Rinki, 20, mother of two, says, “My children got scared but once we reached the relief camp, the situation was bearable.” On being asked about her eight-day stay in the relief camp, she says, “Hum gareeb log hai. Paani, khaana mil gaya yeh hi badi baat hai. Waise bhi hum ek jagah par nahi rehte hai. (We are poor, I am grateful that we at least got food and water. We do not get to stay in one place for long, we keep moving.) Also, the relief camps gave us something that even our jhuggis cannot — there were toilets.” She found comfort in adversity — the relief camps had mobile toilets, but in their own hutments they live without one.

Rajesh, 45, who has his jhuggi in Yamuna Pushta area near Raj Ghat, woke up to knee-deep water in his hutment. “We hurriedly packed all that we could and rushed to a makeshift tent that was constructed on a raised platform nearby,” he says pointing to the raised area above the cluster of jhuggis where the camp was set. “We feared that whatever we could not gather would get destroyed in the water.
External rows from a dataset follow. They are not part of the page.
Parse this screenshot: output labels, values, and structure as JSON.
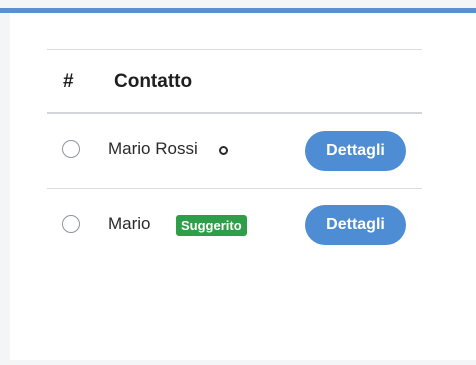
{
  "table": {
    "headers": {
      "number": "#",
      "contact": "Contatto"
    },
    "rows": [
      {
        "name": "Mario Rossi",
        "status_icon": "circle-outline-icon",
        "button_label": "Dettagli"
      },
      {
        "name": "Mario",
        "badge": "Suggerito",
        "button_label": "Dettagli"
      }
    ]
  },
  "colors": {
    "accent": "#5a8fd3",
    "button": "#4e8dd3",
    "badge": "#2f9e48"
  }
}
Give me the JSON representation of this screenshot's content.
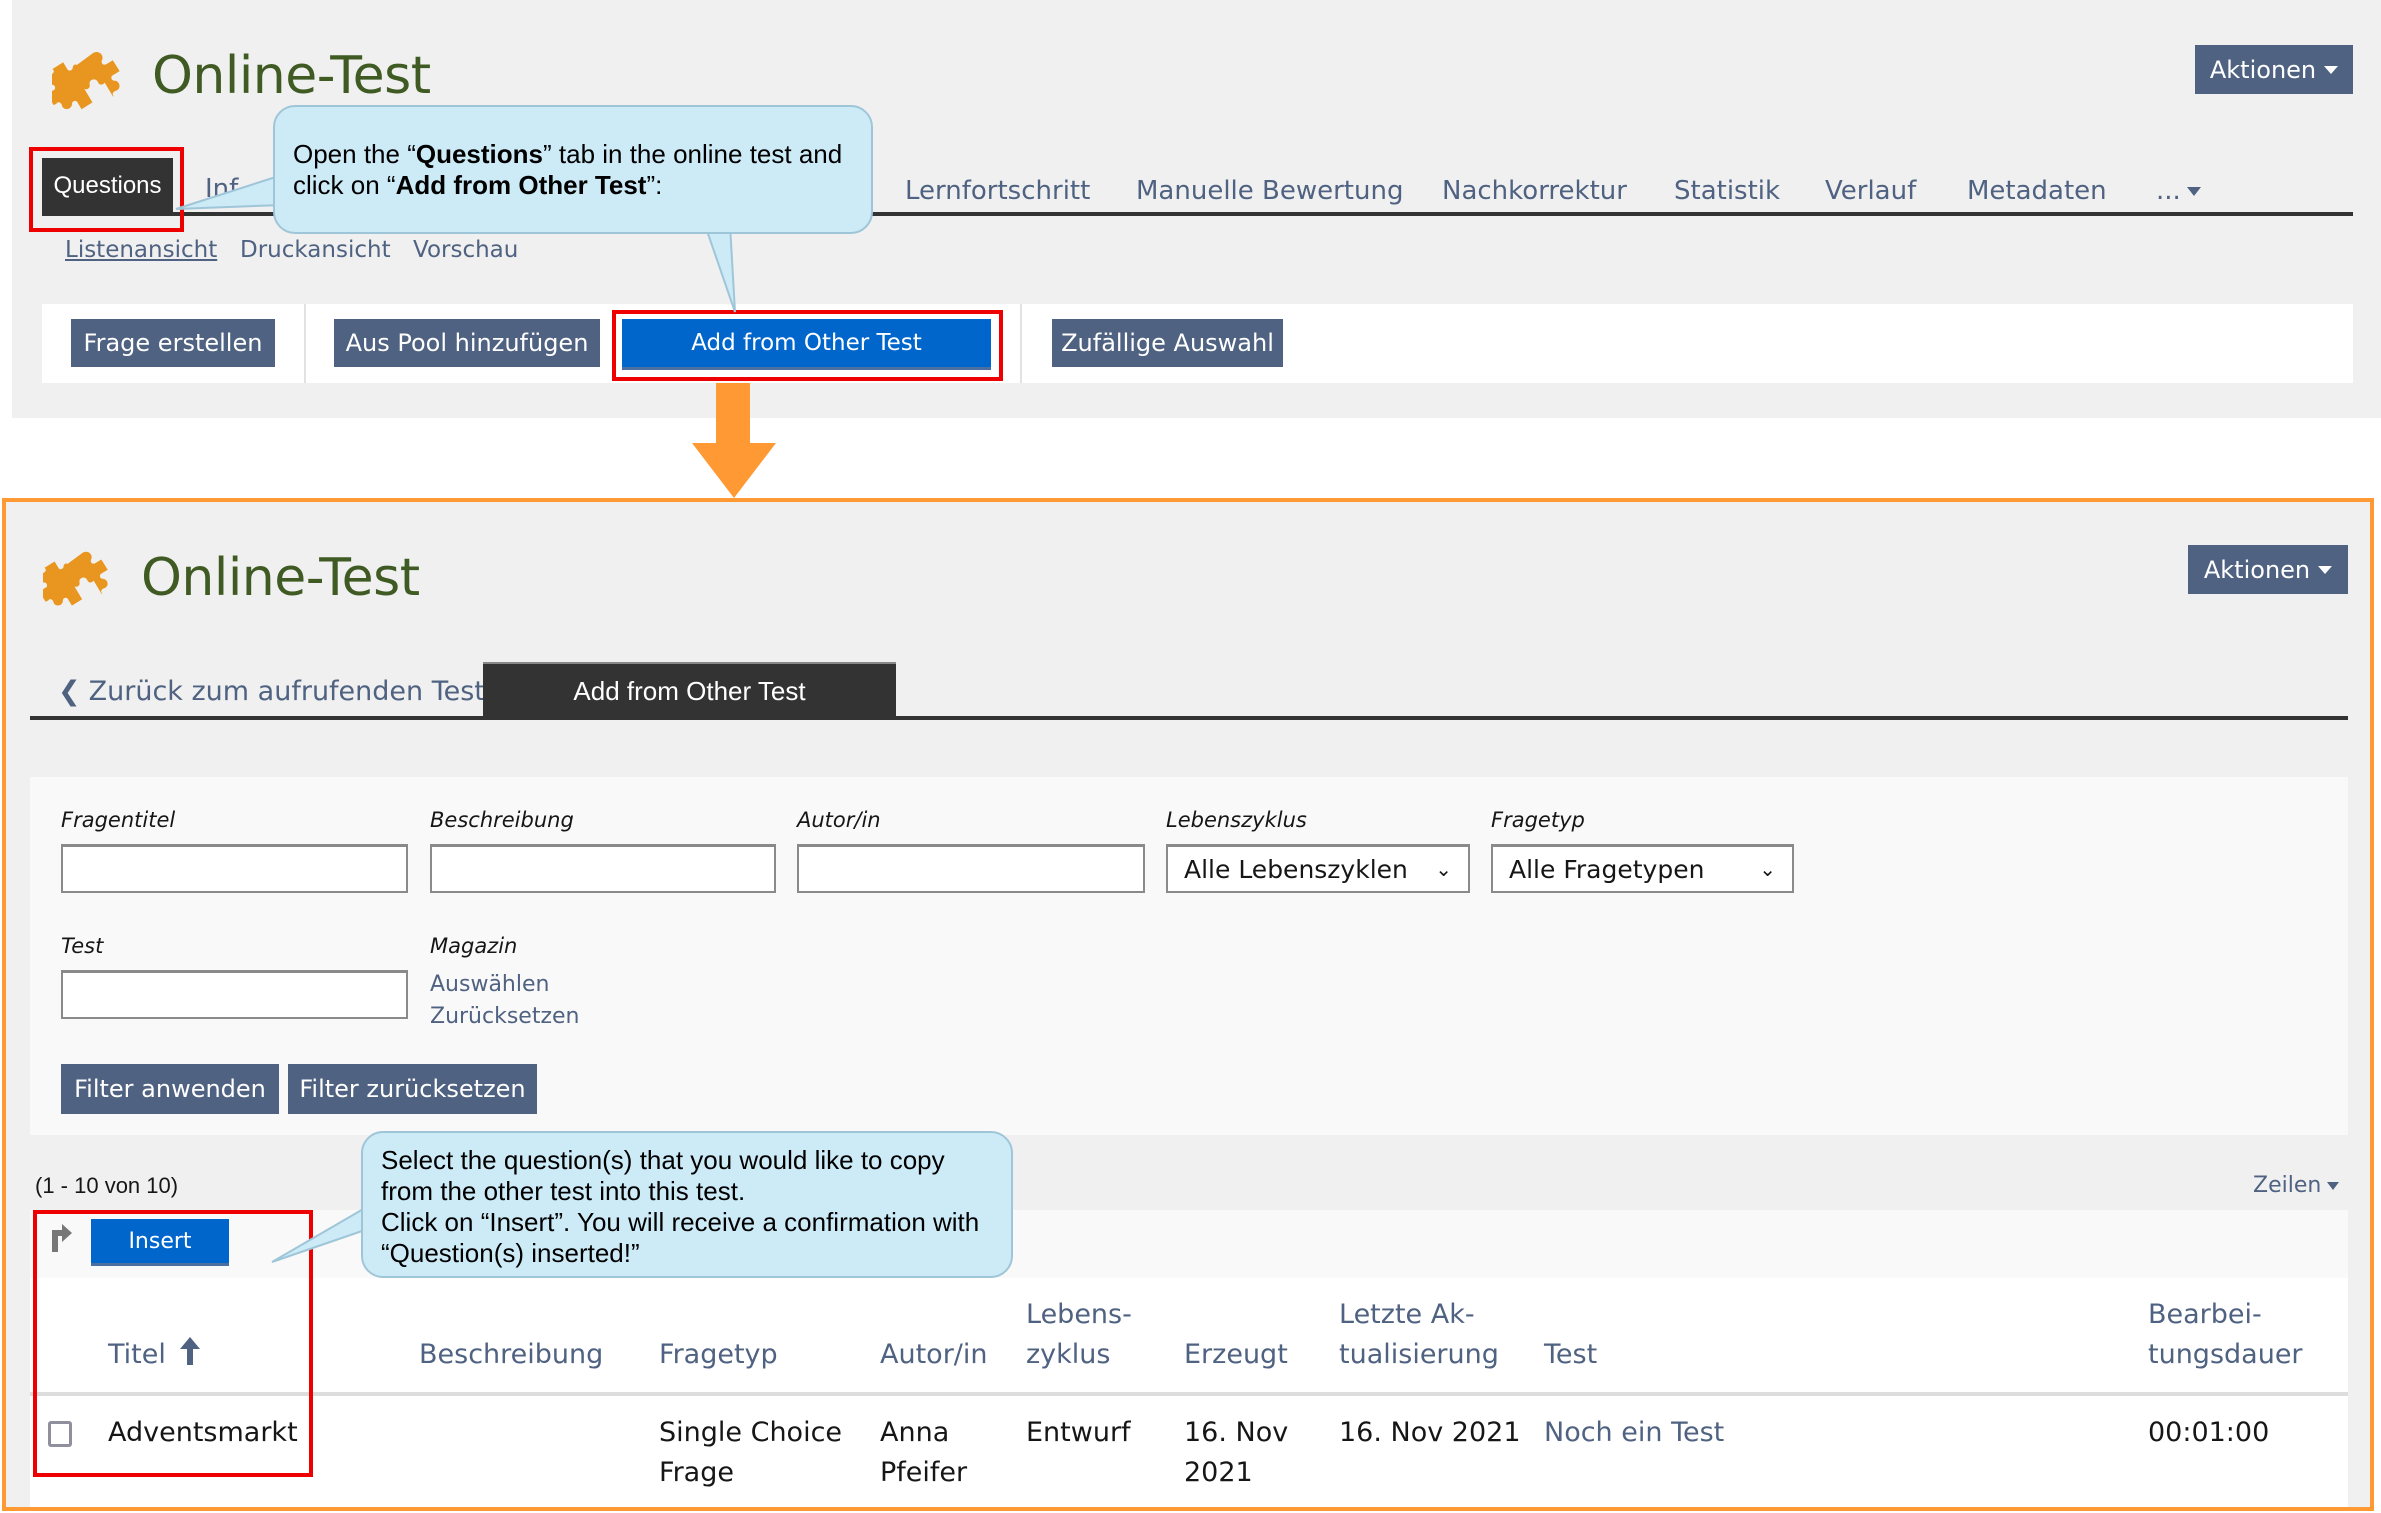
{
  "top_screen": {
    "title": "Online-Test",
    "actions_label": "Aktionen",
    "tabs": [
      {
        "label": "Questions",
        "active": true
      },
      {
        "label": "Inf"
      },
      {
        "label": "Lernfortschritt"
      },
      {
        "label": "Manuelle Bewertung"
      },
      {
        "label": "Nachkorrektur"
      },
      {
        "label": "Statistik"
      },
      {
        "label": "Verlauf"
      },
      {
        "label": "Metadaten"
      },
      {
        "label": "..."
      }
    ],
    "subtabs": [
      {
        "label": "Listenansicht",
        "active": true
      },
      {
        "label": "Druckansicht"
      },
      {
        "label": "Vorschau"
      }
    ],
    "toolbar": {
      "create_question": "Frage erstellen",
      "add_from_pool": "Aus Pool hinzufügen",
      "add_from_other_test": "Add from Other Test",
      "random_selection": "Zufällige Auswahl"
    },
    "callout": {
      "p1": "Open the “",
      "b1": "Questions",
      "p2": "” tab in the online test and click on “",
      "b2": "Add from Other Test",
      "p3": "”:"
    }
  },
  "bottom_screen": {
    "title": "Online-Test",
    "actions_label": "Aktionen",
    "back_tab": "Zurück zum aufrufenden Test",
    "active_tab": "Add from Other Test",
    "filter": {
      "fields": [
        {
          "label": "Fragentitel",
          "value": ""
        },
        {
          "label": "Beschreibung",
          "value": ""
        },
        {
          "label": "Autor/in",
          "value": ""
        }
      ],
      "lifecycle": {
        "label": "Lebenszyklus",
        "selected": "Alle Lebenszyklen"
      },
      "question_type": {
        "label": "Fragetyp",
        "selected": "Alle Fragetypen"
      },
      "test": {
        "label": "Test",
        "value": ""
      },
      "magazine": {
        "label": "Magazin",
        "select_link": "Auswählen",
        "reset_link": "Zurücksetzen"
      },
      "apply_label": "Filter anwenden",
      "reset_label": "Filter zurücksetzen"
    },
    "pagination": "(1 - 10 von 10)",
    "rows_label": "Zeilen",
    "insert_label": "Insert",
    "callout": {
      "line1": "Select the question(s) that you would like to copy",
      "line2": "from the other test into this test.",
      "line3": "Click on “Insert”. You will receive a confirmation with",
      "line4": "“Question(s) inserted!”"
    },
    "table": {
      "headers": {
        "title": "Titel",
        "description": "Beschreibung",
        "type": "Fragetyp",
        "author": "Autor/in",
        "lifecycle_1": "Lebens-",
        "lifecycle_2": "zyklus",
        "created": "Erzeugt",
        "updated_1": "Letzte Ak-",
        "updated_2": "tualisierung",
        "test": "Test",
        "duration_1": "Bearbei-",
        "duration_2": "tungsdauer"
      },
      "rows": [
        {
          "checked": false,
          "title": "Adventsmarkt",
          "description": "",
          "type_1": "Single Choice",
          "type_2": "Frage",
          "author_1": "Anna",
          "author_2": "Pfeifer",
          "lifecycle": "Entwurf",
          "created_1": "16. Nov",
          "created_2": "2021",
          "updated": "16. Nov 2021",
          "test": "Noch ein Test",
          "duration": "00:01:00"
        }
      ]
    }
  },
  "colors": {
    "accent_orange": "#ff9933",
    "highlight_red": "#ee0000",
    "button_dark": "#4f6281",
    "button_primary": "#0066cc",
    "title_green": "#3f5a22",
    "callout_bg": "#cdeaf7"
  }
}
Our cattle also became a cause for concern,” he adds.

Adding to their distress, an 11-year-old girl drowned while playing in the inundated floodplains of the river. The incident occurred when a group of children were playing. In Usmanpur, a 23-year-old man also drowned in the flooded Yamuna.

Not just the floods, the banks of Yamuna have witnessed a spate of forced evictions of illegal settlers over the years for infrastructural development or beautification drives. Many have already been evicted and those who managed to stay, still fear eviction by authorities with no better alternative. “If it’s not the flood, it is something else. Such is our life,” Gopal, a Yamuna slum dweller, says despairingly.

Putaan, 27, a jhuggi dweller of the Shastri Park area, says that while they were in the camps, they kept wondering whether they will ever get to return to their homes and whether it will be intact or will the water destroy their settlement. “It is not easy to live with this fear of floods. We have settled here because we have no other option. But once in every few years, when the water level rises, we feel threatened and shifting to the camp disrupts our life. But where else can we go?” he adds.